BEGIN
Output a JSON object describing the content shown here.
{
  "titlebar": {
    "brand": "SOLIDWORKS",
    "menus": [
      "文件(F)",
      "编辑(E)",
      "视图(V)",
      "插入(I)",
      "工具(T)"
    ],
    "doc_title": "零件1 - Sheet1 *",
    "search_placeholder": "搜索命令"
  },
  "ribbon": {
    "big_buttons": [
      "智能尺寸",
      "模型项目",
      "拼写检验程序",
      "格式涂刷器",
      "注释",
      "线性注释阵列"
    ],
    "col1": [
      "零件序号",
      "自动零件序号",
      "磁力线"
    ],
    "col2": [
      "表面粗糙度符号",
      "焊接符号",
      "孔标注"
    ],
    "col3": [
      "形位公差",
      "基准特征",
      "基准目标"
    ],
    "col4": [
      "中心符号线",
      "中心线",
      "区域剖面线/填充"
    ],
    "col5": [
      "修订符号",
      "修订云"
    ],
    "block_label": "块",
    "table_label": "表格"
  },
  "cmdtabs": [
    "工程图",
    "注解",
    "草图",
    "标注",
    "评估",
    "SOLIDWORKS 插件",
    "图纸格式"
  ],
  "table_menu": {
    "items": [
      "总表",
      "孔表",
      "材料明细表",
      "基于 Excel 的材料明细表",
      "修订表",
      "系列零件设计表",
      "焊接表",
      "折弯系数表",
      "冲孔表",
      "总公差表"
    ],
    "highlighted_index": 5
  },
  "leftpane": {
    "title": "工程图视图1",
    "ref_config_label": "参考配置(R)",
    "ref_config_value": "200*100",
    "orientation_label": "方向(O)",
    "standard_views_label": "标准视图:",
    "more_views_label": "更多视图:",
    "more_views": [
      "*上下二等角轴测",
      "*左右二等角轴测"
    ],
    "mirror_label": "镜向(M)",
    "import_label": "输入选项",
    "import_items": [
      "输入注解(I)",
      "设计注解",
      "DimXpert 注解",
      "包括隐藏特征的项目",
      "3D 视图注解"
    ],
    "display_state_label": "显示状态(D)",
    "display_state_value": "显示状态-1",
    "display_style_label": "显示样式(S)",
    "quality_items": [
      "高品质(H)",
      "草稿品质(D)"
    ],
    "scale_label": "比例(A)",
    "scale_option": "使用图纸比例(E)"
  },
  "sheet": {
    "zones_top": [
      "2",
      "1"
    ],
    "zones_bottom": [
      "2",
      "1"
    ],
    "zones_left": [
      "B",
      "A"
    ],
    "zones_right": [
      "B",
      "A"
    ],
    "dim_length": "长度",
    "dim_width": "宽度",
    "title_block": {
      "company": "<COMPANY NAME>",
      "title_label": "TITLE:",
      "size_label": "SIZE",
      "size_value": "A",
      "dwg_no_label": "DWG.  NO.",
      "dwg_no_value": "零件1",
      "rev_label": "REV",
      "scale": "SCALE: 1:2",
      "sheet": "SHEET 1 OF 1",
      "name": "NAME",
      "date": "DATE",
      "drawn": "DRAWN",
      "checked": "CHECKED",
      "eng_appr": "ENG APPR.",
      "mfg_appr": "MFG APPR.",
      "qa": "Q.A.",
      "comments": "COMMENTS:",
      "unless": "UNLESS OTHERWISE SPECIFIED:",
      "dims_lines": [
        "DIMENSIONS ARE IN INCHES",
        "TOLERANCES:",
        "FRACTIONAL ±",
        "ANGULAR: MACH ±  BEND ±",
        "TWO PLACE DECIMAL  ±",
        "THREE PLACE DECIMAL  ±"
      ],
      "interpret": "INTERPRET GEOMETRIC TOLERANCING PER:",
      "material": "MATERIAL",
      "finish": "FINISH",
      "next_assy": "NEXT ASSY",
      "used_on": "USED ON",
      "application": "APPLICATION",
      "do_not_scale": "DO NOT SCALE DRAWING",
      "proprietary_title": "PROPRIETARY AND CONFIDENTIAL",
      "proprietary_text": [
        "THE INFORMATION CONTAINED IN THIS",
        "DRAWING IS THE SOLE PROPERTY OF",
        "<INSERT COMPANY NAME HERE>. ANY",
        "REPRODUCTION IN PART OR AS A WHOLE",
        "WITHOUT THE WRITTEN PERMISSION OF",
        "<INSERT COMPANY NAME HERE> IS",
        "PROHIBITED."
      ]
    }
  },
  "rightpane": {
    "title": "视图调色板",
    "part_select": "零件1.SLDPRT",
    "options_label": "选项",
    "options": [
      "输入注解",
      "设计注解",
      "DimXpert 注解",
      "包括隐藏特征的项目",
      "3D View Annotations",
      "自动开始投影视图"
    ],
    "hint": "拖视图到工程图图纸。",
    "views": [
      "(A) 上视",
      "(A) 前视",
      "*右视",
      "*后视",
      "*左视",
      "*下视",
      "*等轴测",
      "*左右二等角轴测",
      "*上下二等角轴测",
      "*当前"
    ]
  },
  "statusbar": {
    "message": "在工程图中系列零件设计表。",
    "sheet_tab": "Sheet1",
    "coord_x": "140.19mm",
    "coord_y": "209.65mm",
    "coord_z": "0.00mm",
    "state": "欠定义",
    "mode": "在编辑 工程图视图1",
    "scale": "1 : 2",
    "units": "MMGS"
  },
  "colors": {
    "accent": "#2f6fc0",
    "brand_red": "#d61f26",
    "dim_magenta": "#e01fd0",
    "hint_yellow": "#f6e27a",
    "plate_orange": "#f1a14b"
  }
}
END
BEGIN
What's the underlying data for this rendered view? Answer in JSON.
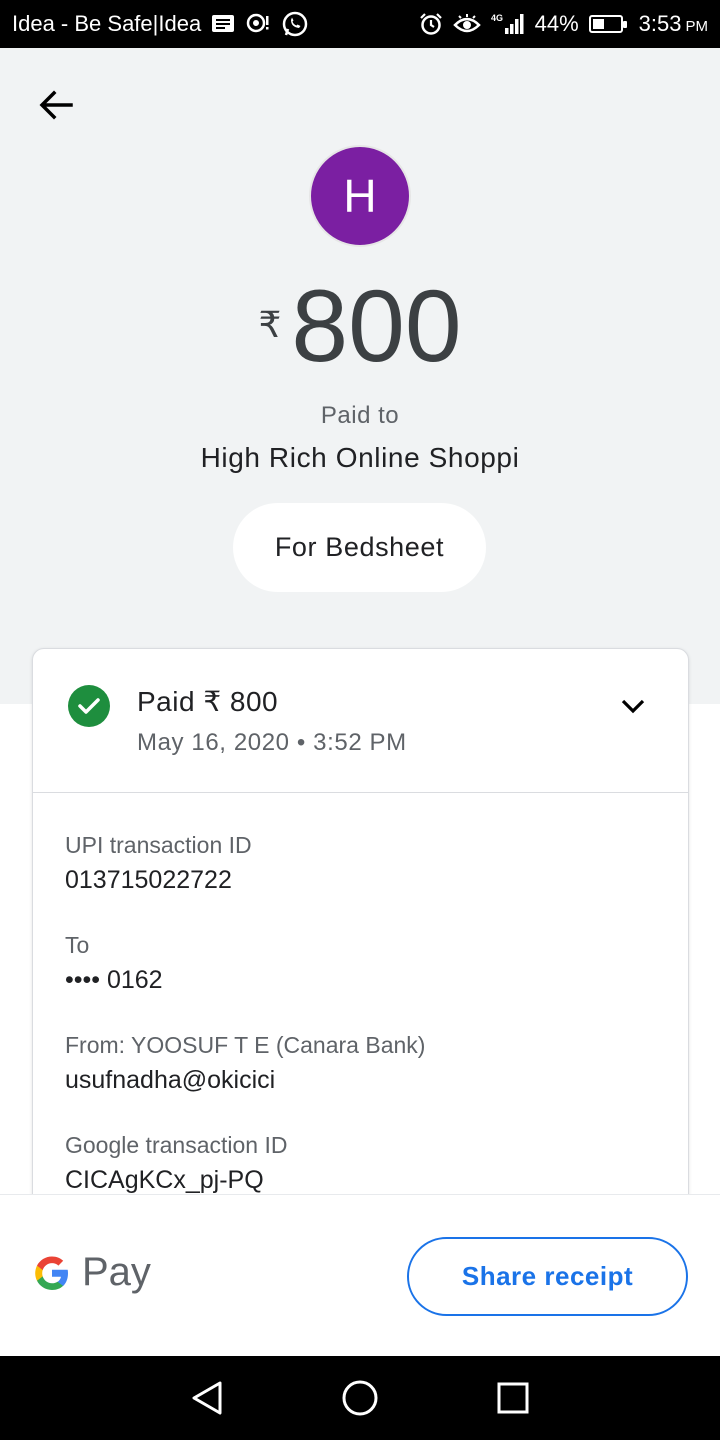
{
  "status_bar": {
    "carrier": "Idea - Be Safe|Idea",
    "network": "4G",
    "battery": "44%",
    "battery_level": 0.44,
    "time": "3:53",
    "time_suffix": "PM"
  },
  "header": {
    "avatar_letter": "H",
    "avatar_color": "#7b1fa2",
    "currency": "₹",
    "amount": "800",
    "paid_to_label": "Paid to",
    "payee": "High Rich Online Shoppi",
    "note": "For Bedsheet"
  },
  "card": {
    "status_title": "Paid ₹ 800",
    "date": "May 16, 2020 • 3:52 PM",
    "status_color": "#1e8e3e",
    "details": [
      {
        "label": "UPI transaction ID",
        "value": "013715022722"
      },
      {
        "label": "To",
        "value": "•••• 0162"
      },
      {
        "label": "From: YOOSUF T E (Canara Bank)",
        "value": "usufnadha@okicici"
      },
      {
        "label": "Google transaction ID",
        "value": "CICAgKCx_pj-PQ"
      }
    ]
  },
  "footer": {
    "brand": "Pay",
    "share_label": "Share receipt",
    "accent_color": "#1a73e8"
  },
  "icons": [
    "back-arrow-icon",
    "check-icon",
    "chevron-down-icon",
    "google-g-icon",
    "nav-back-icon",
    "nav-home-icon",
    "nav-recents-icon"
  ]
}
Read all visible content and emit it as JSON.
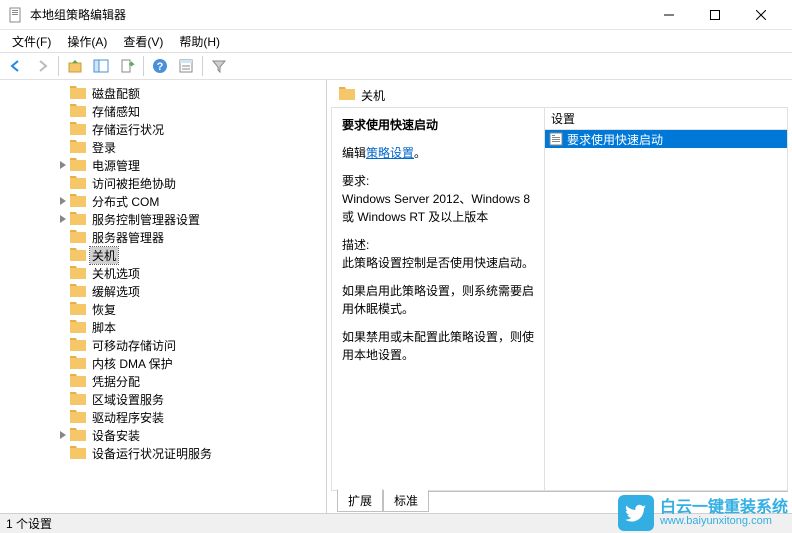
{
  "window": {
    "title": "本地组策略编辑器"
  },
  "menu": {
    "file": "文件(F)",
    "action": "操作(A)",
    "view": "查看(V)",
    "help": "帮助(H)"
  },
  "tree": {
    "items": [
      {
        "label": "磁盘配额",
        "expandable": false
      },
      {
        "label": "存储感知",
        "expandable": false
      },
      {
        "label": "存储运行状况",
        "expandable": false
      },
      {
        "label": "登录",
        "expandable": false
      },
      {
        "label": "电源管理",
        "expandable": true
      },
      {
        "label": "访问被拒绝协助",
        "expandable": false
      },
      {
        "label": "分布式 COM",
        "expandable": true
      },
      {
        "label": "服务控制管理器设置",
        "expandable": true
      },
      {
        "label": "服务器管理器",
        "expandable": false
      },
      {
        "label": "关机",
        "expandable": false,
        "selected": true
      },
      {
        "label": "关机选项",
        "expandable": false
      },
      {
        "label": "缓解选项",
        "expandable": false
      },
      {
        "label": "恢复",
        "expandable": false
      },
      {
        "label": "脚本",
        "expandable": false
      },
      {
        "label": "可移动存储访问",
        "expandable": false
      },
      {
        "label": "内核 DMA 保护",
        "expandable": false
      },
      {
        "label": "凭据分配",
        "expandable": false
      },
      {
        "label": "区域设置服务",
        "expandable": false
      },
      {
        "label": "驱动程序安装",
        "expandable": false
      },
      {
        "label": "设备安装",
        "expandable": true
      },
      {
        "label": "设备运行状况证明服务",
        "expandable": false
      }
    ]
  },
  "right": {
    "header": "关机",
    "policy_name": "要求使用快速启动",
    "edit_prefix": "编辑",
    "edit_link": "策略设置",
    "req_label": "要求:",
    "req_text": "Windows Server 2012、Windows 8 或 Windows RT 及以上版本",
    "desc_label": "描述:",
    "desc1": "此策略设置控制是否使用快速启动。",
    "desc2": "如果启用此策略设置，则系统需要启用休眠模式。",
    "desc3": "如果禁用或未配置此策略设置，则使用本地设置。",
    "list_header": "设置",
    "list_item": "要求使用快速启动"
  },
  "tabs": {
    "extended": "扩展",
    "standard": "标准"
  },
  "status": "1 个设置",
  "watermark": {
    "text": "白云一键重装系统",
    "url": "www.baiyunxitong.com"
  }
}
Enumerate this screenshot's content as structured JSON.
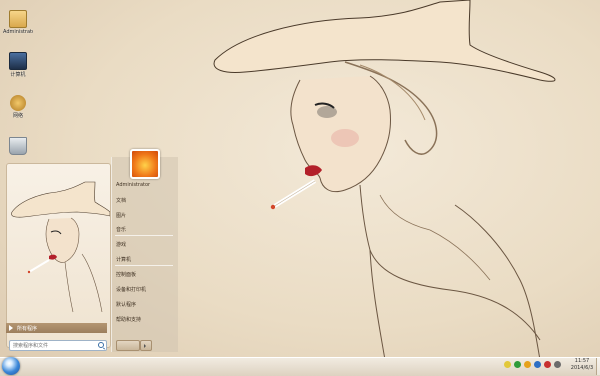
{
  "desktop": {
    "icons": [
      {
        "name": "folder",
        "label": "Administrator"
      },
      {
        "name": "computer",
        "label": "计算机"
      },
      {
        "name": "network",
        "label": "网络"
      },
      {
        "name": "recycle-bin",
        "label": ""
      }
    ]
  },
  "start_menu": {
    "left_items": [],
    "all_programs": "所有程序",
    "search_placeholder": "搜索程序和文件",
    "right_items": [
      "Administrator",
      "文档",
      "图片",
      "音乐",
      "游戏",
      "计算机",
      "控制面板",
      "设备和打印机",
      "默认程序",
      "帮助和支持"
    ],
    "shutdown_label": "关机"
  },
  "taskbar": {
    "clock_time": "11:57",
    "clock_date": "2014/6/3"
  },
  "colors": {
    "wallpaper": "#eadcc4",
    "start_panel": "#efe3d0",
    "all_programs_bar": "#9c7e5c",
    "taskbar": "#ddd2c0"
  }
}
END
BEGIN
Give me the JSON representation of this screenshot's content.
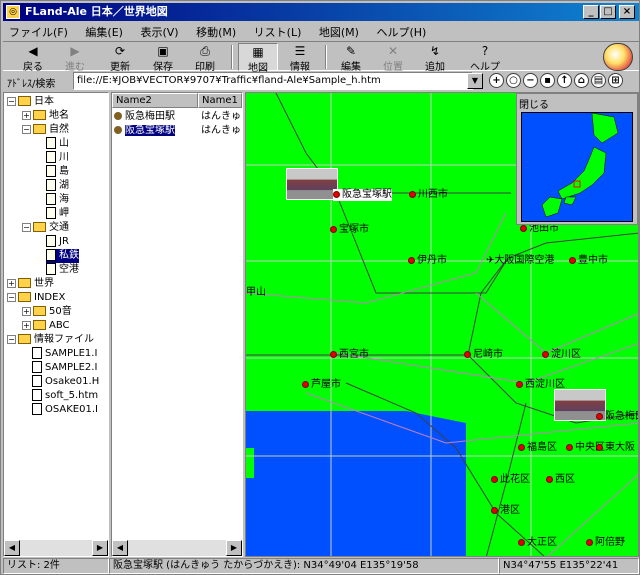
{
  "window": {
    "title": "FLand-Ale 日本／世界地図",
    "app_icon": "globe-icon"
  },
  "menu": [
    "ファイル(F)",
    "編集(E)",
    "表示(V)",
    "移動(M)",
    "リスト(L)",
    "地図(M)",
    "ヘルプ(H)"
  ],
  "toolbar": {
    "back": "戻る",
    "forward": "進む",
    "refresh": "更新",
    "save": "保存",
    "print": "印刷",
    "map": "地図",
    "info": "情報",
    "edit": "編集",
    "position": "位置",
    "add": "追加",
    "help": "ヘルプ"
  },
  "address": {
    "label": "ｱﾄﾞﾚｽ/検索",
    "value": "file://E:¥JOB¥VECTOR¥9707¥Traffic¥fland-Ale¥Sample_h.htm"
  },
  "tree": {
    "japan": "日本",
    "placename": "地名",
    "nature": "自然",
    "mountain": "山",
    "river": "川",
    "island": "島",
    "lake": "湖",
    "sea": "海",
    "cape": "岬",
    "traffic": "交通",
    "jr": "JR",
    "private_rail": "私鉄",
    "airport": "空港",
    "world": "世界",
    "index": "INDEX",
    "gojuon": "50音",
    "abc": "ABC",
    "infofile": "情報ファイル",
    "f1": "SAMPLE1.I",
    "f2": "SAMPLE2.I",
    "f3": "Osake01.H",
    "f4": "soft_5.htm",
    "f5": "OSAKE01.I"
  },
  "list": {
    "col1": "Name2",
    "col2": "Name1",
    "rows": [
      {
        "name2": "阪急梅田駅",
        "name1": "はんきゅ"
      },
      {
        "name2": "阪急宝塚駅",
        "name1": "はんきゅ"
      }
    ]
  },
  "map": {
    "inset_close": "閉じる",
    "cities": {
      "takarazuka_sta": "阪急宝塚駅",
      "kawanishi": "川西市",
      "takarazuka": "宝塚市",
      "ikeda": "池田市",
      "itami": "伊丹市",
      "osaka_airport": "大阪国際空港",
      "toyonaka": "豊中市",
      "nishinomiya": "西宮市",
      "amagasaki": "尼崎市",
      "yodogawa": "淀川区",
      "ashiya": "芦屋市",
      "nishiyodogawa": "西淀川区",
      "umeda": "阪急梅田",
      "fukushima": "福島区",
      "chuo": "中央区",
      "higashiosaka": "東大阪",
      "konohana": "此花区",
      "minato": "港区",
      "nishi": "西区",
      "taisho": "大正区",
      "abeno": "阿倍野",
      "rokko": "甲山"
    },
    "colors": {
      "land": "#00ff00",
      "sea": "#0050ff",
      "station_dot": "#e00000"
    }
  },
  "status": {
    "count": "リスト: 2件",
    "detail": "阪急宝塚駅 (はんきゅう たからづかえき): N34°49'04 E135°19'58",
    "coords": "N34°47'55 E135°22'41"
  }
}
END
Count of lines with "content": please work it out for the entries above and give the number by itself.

4